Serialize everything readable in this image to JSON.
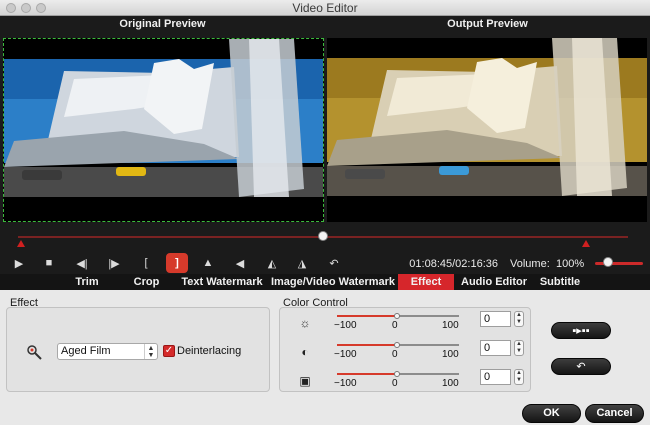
{
  "window": {
    "title": "Video Editor"
  },
  "preview": {
    "original_label": "Original Preview",
    "output_label": "Output Preview"
  },
  "player": {
    "timecode": "01:08:45/02:16:36",
    "volume_label": "Volume:",
    "volume_value": "100%",
    "playhead_fraction": 0.5,
    "volume_fraction": 1.0,
    "controls": [
      {
        "name": "play-icon",
        "glyph": "▶"
      },
      {
        "name": "stop-icon",
        "glyph": "■"
      },
      {
        "name": "previous-frame-icon",
        "glyph": "◀|"
      },
      {
        "name": "next-frame-icon",
        "glyph": "|▶"
      },
      {
        "name": "mark-in-icon",
        "glyph": "["
      },
      {
        "name": "mark-out-icon",
        "glyph": "]"
      },
      {
        "name": "flip-vertical-icon",
        "glyph": "▲"
      },
      {
        "name": "flip-horizontal-icon",
        "glyph": "◀"
      },
      {
        "name": "rotate-left-icon",
        "glyph": "◭"
      },
      {
        "name": "rotate-right-icon",
        "glyph": "◮"
      },
      {
        "name": "undo-icon",
        "glyph": "↶"
      }
    ]
  },
  "tabs": [
    "Trim",
    "Crop",
    "Text Watermark",
    "Image/Video Watermark",
    "Effect",
    "Audio Editor",
    "Subtitle"
  ],
  "active_tab": "Effect",
  "effect_panel": {
    "label": "Effect",
    "filter_value": "Aged Film",
    "deinterlacing_label": "Deinterlacing",
    "deinterlacing_checked": true
  },
  "color_control": {
    "label": "Color Control",
    "sliders": [
      {
        "name": "brightness",
        "icon": "sun-icon",
        "min": "−100",
        "mid": "0",
        "max": "100",
        "value": "0",
        "level": 0.5
      },
      {
        "name": "contrast",
        "icon": "contrast-icon",
        "min": "−100",
        "mid": "0",
        "max": "100",
        "value": "0",
        "level": 0.5
      },
      {
        "name": "saturation",
        "icon": "saturation-icon",
        "min": "−100",
        "mid": "0",
        "max": "100",
        "value": "0",
        "level": 0.5
      }
    ]
  },
  "buttons": {
    "apply_glyph": "▪▸▪▪",
    "reset_glyph": "↶",
    "ok": "OK",
    "cancel": "Cancel"
  },
  "colors": {
    "accent": "#d6262b",
    "panel": "#e8e8e8",
    "dark": "#1b1b1b"
  }
}
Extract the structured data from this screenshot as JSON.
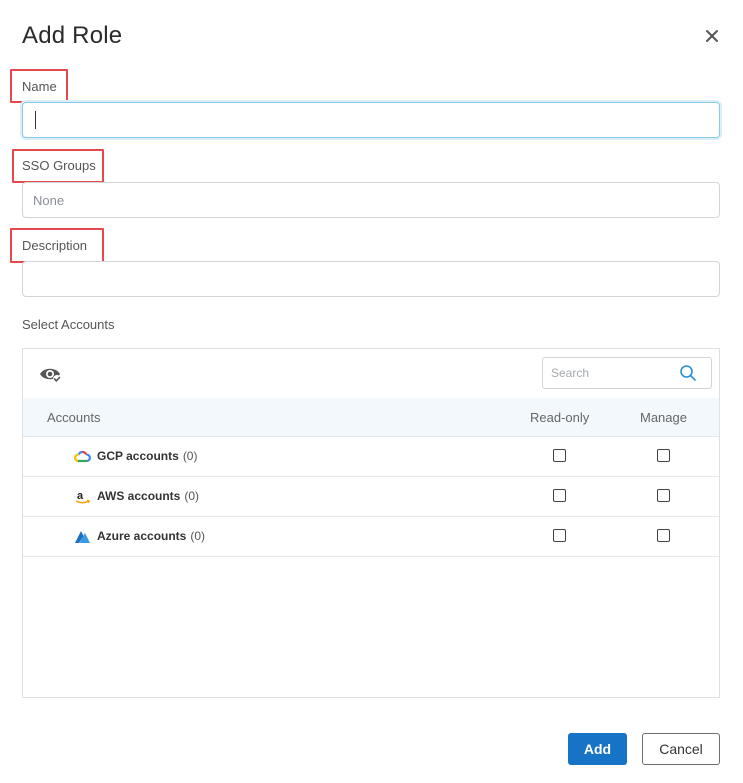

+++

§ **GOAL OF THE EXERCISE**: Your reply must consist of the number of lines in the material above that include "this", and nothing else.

§ **THE COMPLETED TASK**: 2